===== Provided data

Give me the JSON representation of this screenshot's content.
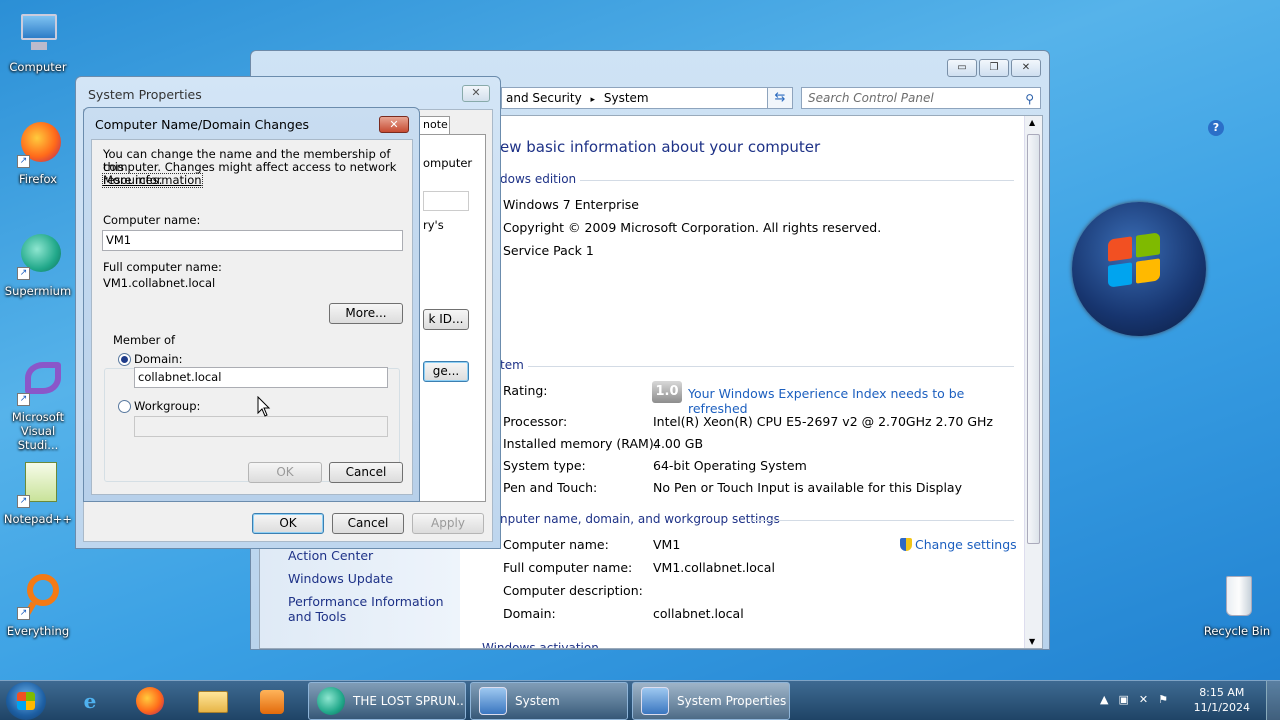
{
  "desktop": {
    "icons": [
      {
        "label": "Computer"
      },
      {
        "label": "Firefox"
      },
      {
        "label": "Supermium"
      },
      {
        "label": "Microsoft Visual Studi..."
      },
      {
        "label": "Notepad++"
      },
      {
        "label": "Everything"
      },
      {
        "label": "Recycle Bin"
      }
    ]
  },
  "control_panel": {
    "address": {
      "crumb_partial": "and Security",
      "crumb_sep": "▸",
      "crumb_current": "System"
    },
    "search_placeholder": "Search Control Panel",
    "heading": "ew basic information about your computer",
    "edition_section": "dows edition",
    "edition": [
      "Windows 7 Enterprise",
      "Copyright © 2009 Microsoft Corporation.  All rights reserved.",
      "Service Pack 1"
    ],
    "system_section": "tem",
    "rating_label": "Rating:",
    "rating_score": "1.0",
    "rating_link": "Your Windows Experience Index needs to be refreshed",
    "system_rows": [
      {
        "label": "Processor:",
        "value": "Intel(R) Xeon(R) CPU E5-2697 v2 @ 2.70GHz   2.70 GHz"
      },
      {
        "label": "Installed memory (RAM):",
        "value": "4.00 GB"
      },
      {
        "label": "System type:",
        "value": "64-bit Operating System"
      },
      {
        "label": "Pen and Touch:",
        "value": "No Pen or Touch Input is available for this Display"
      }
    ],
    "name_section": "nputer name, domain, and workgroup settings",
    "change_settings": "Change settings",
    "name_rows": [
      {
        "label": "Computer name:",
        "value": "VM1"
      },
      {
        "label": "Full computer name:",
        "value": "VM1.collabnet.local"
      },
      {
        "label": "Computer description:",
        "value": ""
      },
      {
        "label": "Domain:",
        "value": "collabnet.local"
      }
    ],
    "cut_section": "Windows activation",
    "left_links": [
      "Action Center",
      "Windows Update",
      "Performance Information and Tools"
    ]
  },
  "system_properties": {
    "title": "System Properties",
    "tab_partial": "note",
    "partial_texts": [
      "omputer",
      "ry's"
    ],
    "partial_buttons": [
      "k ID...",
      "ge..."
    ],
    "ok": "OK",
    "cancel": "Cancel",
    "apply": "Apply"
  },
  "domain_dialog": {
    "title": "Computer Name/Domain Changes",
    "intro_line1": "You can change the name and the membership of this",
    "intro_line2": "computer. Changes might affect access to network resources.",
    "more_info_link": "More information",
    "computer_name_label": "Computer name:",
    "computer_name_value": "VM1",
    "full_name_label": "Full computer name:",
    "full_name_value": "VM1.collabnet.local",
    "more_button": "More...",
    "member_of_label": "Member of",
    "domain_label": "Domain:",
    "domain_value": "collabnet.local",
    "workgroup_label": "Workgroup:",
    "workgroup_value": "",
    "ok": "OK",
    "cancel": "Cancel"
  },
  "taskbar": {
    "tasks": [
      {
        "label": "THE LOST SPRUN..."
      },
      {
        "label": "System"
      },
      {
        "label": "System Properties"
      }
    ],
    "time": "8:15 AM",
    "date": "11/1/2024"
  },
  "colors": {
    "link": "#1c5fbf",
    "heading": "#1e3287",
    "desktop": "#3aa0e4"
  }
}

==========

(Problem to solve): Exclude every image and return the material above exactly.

(Solution to this task):
Give me the JSON representation of this screenshot's content.
{
  "desktop": {
    "icons": [
      {
        "label": "Computer"
      },
      {
        "label": "Firefox"
      },
      {
        "label": "Supermium"
      },
      {
        "label": "Microsoft Visual Studi..."
      },
      {
        "label": "Notepad++"
      },
      {
        "label": "Everything"
      },
      {
        "label": "Recycle Bin"
      }
    ]
  },
  "control_panel": {
    "address": {
      "crumb_partial": "and Security",
      "crumb_sep": "▸",
      "crumb_current": "System"
    },
    "search_placeholder": "Search Control Panel",
    "heading": "ew basic information about your computer",
    "edition_section": "dows edition",
    "edition": [
      "Windows 7 Enterprise",
      "Copyright © 2009 Microsoft Corporation.  All rights reserved.",
      "Service Pack 1"
    ],
    "system_section": "tem",
    "rating_label": "Rating:",
    "rating_score": "1.0",
    "rating_link": "Your Windows Experience Index needs to be refreshed",
    "system_rows": [
      {
        "label": "Processor:",
        "value": "Intel(R) Xeon(R) CPU E5-2697 v2 @ 2.70GHz   2.70 GHz"
      },
      {
        "label": "Installed memory (RAM):",
        "value": "4.00 GB"
      },
      {
        "label": "System type:",
        "value": "64-bit Operating System"
      },
      {
        "label": "Pen and Touch:",
        "value": "No Pen or Touch Input is available for this Display"
      }
    ],
    "name_section": "nputer name, domain, and workgroup settings",
    "change_settings": "Change settings",
    "name_rows": [
      {
        "label": "Computer name:",
        "value": "VM1"
      },
      {
        "label": "Full computer name:",
        "value": "VM1.collabnet.local"
      },
      {
        "label": "Computer description:",
        "value": ""
      },
      {
        "label": "Domain:",
        "value": "collabnet.local"
      }
    ],
    "cut_section": "Windows activation",
    "left_links": [
      "Action Center",
      "Windows Update",
      "Performance Information and Tools"
    ]
  },
  "system_properties": {
    "title": "System Properties",
    "tab_partial": "note",
    "partial_texts": [
      "omputer",
      "ry's"
    ],
    "partial_buttons": [
      "k ID...",
      "ge..."
    ],
    "ok": "OK",
    "cancel": "Cancel",
    "apply": "Apply"
  },
  "domain_dialog": {
    "title": "Computer Name/Domain Changes",
    "intro_line1": "You can change the name and the membership of this",
    "intro_line2": "computer. Changes might affect access to network resources.",
    "more_info_link": "More information",
    "computer_name_label": "Computer name:",
    "computer_name_value": "VM1",
    "full_name_label": "Full computer name:",
    "full_name_value": "VM1.collabnet.local",
    "more_button": "More...",
    "member_of_label": "Member of",
    "domain_label": "Domain:",
    "domain_value": "collabnet.local",
    "workgroup_label": "Workgroup:",
    "workgroup_value": "",
    "ok": "OK",
    "cancel": "Cancel"
  },
  "taskbar": {
    "tasks": [
      {
        "label": "THE LOST SPRUN..."
      },
      {
        "label": "System"
      },
      {
        "label": "System Properties"
      }
    ],
    "time": "8:15 AM",
    "date": "11/1/2024"
  },
  "colors": {
    "link": "#1c5fbf",
    "heading": "#1e3287",
    "desktop": "#3aa0e4"
  }
}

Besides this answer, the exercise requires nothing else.